Call it shrewd but it’s not surprising for hospitals to have patients who take advantage of being confined just to earn from this mismanagement.
The idea of having a clearing house such as what the Banking & Finance industry currently utilizes for its transactions is a good benchmark for HMOs and hospitals to look into. “Take a check, deposit it to your bank account, which may not be the same bank where the check was drawn, and you will get the cash once the check has cleared. It is evident that technology is being used to speed up as well as ensure the accuracy of these transactions. If HMOs and hospitals have some standardized process — this model will certainly make them more efficient,” remarked Jerry Rapes, CEO of Exist.
“We’ve initiated an online linkage with one or two HMOs but the lack of standardization is hindering us from moving forward,” said Edison Dungo, Head of Applications Development & Maintenance Information Technology at Makati Medical Center.
“From an IT standpoint, this can be enabled via a web service that interfaces between our systems,” commented Dantis. “Regardless of the format that we have, you can access and download information and vice versa.”
According to AHMOPI Executive Director: there’s an ongoing effort among members of the organization to standardize not just data, but processes to help improve healthcare delivery. “We are for integrating [with the hospitals’ systems and with PhilHealth],” said da Silva.
On the other side, privacy competes with integration. Is the patient-doctor confidentiality clause a tenet or a law? Or is it an acceptable practice bound by ethics?
Mike Muin, MD and CIO of The Medical City questions if the HMOs really need to see the patient’s chart or medical records. “Is it appropriate to share the diagnostics to the HMOs?”
It’s probably meritorious from an audit standpoint because if the hospital finds out that the patient is covered by an HMO, the hospital — or the doctor has a tendency to run exorbitant tests, which essentially means HMOs would shell out more money.
As these concerns become fleshed out, the reality of a nationwide health information exchange starts to emerge. Hopefully soon, the relationships between the stakeholders will shift from one-off relationships with siloed systems to that of an integrated framework that will make data available for all stakeholders, anywhere and anytime.
“Our problems here are not unique,” noted Rapes, sharing that he has just attended a similar healthcare IT forum in the United States. “I think there are lessons which we can take from America’s healthcare system — from improving workflows to data integration, as well as from health reform to putting the right tools in place. PhilHealth can take the lead by its sheer coverage. PhilHealth can be the de facto standard.”
PhilHealth has not been noteworthy for its campaign to go electronic. But the opportunities remain bright. “We’re working on a number of efforts [at PhilHealth] aimed at strengthening our partnership with healthcare providers in doing online transactions,” added Tacsuan. With Eduardo Banzon, MD at the helm [of PhilHealth], there are huge possibilities for growth.
Electronic claims processing is just the tip of the iceberg. With increasing demand for access to healthcare amidst inadequate supply and resources, IT is an enabler in transforming healthcare delivery models in the Philippines.

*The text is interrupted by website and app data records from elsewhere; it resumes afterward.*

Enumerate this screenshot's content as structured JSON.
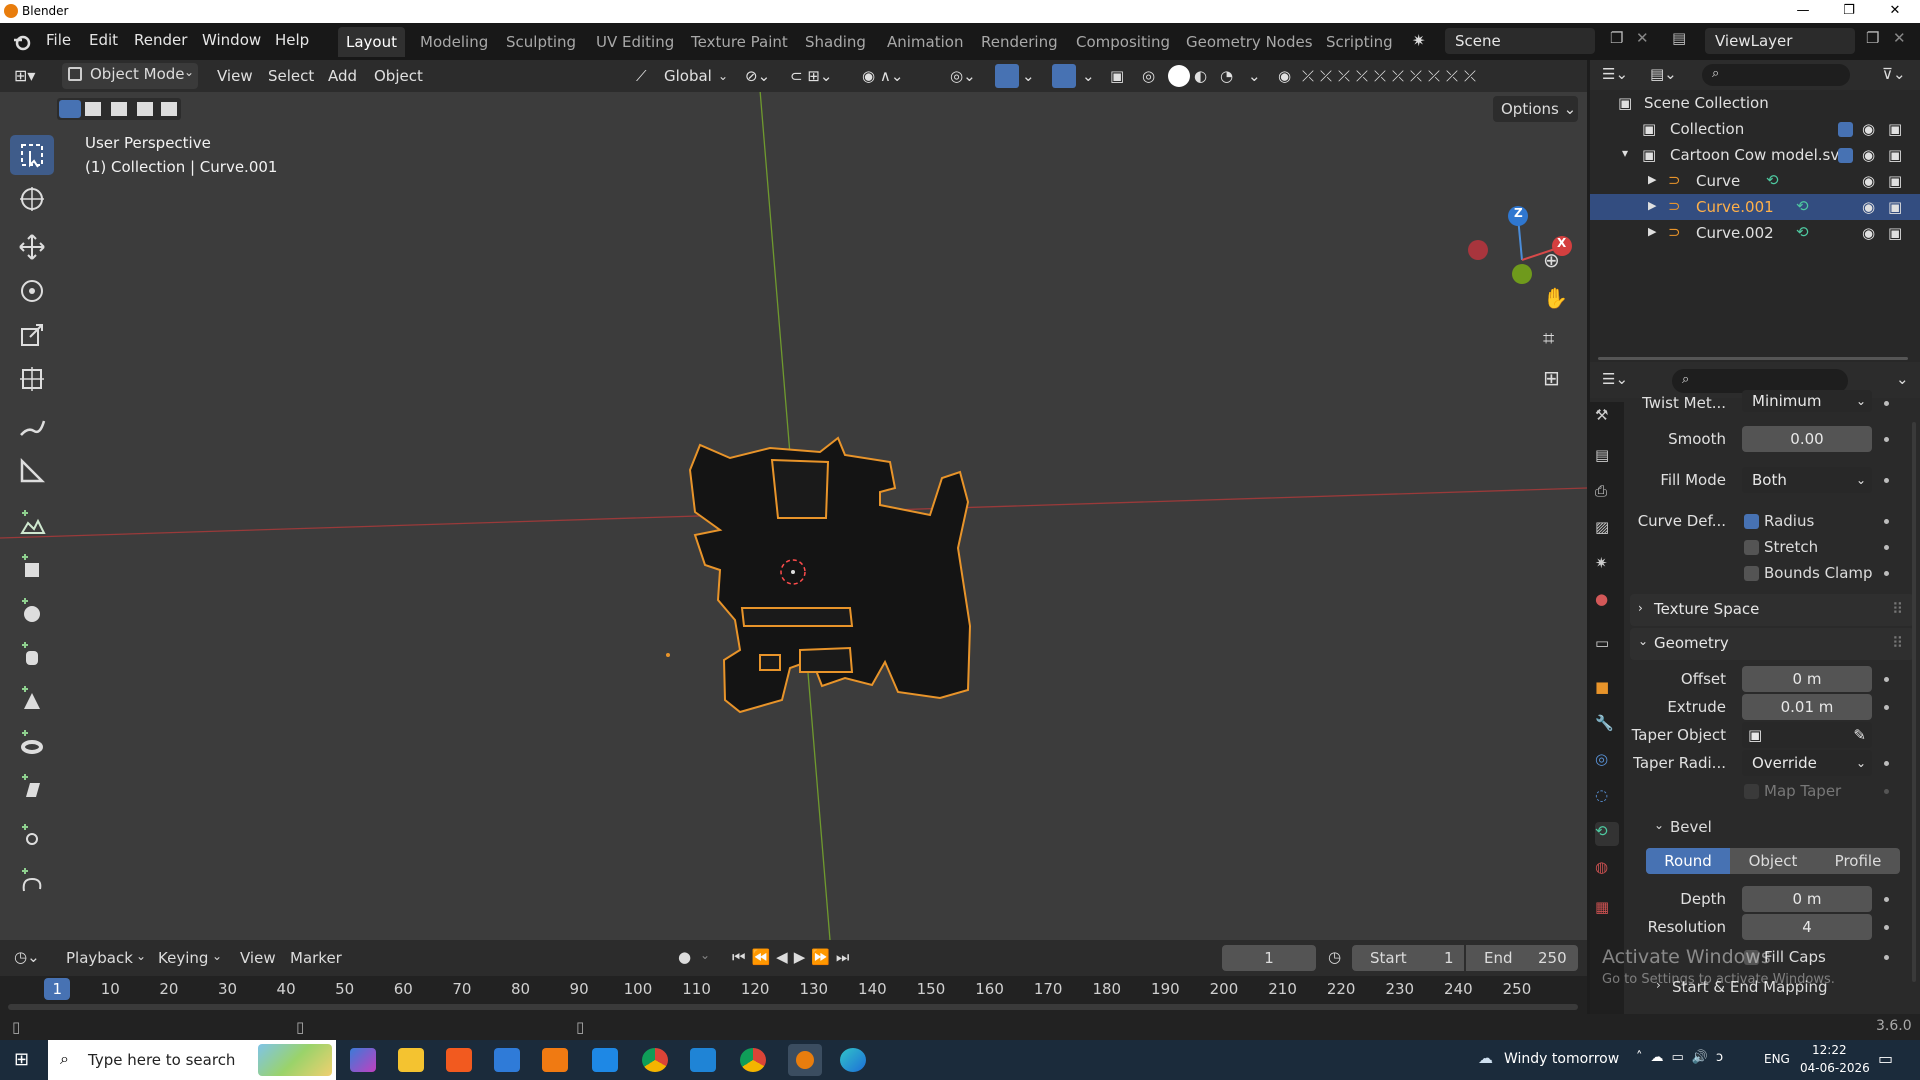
{
  "window": {
    "title": "Blender"
  },
  "menu": [
    "File",
    "Edit",
    "Render",
    "Window",
    "Help"
  ],
  "workspaces": [
    "Layout",
    "Modeling",
    "Sculpting",
    "UV Editing",
    "Texture Paint",
    "Shading",
    "Animation",
    "Rendering",
    "Compositing",
    "Geometry Nodes",
    "Scripting"
  ],
  "scene": {
    "name": "Scene",
    "view_layer": "ViewLayer"
  },
  "viewport": {
    "mode": "Object Mode",
    "header_menu": [
      "View",
      "Select",
      "Add",
      "Object"
    ],
    "orientation": "Global",
    "options_label": "Options",
    "info_line1": "User Perspective",
    "info_line2": "(1) Collection | Curve.001",
    "gizmo_axes": {
      "z": "Z",
      "x": "X"
    }
  },
  "outliner": {
    "rows": [
      {
        "label": "Scene Collection",
        "level": 0
      },
      {
        "label": "Collection",
        "level": 1
      },
      {
        "label": "Cartoon Cow model.svg",
        "level": 1
      },
      {
        "label": "Curve",
        "level": 2
      },
      {
        "label": "Curve.001",
        "level": 2,
        "selected": true
      },
      {
        "label": "Curve.002",
        "level": 2
      }
    ]
  },
  "properties": {
    "twist_method": {
      "label": "Twist Met...",
      "value": "Minimum"
    },
    "smooth": {
      "label": "Smooth",
      "value": "0.00"
    },
    "fill_mode": {
      "label": "Fill Mode",
      "value": "Both"
    },
    "curve_deform": {
      "label": "Curve Def...",
      "radius": "Radius",
      "stretch": "Stretch",
      "bounds_clamp": "Bounds Clamp"
    },
    "texture_space": "Texture Space",
    "geometry": "Geometry",
    "offset": {
      "label": "Offset",
      "value": "0 m"
    },
    "extrude": {
      "label": "Extrude",
      "value": "0.01 m"
    },
    "taper_object": {
      "label": "Taper Object"
    },
    "taper_radius": {
      "label": "Taper Radi...",
      "value": "Override"
    },
    "map_taper": "Map Taper",
    "bevel": "Bevel",
    "bevel_modes": [
      "Round",
      "Object",
      "Profile"
    ],
    "depth": {
      "label": "Depth",
      "value": "0 m"
    },
    "resolution": {
      "label": "Resolution",
      "value": "4"
    },
    "fill_caps": "Fill Caps",
    "start_end_mapping": "Start & End Mapping"
  },
  "watermark": {
    "line1": "Activate Windows",
    "line2": "Go to Settings to activate Windows."
  },
  "timeline": {
    "menu": [
      "Playback",
      "Keying",
      "View",
      "Marker"
    ],
    "current_frame": "1",
    "start_label": "Start",
    "start": "1",
    "end_label": "End",
    "end": "250",
    "ticks": [
      "1",
      "10",
      "20",
      "30",
      "40",
      "50",
      "60",
      "70",
      "80",
      "90",
      "100",
      "110",
      "120",
      "130",
      "140",
      "150",
      "160",
      "170",
      "180",
      "190",
      "200",
      "210",
      "220",
      "230",
      "240",
      "250"
    ]
  },
  "status": {
    "version": "3.6.0"
  },
  "taskbar": {
    "search_placeholder": "Type here to search",
    "weather": "Windy tomorrow",
    "lang": "ENG",
    "time": "12:22",
    "date": "04-06-2026"
  },
  "colors": {
    "accent": "#4772b3",
    "selection": "#e8942a",
    "x_axis": "#b83b3b",
    "y_axis": "#7da83a"
  }
}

“We’re very open to collaborating with HMOs, PhilHealth and other stakeholders towards improving our healthcare system,” said Don Rabanal, IT Director at Asian Hospital and Medical Center. “We’re off to a good start with PhilHealth’s eClaims project.”
The above is a non-verbatim summary of Mediag8way’s free-flowing chat room session on “IT-Enabling Healthcare in the Philippines” that took place last November 2011. Article appeared in the February issue of ComputerWorld Philippines.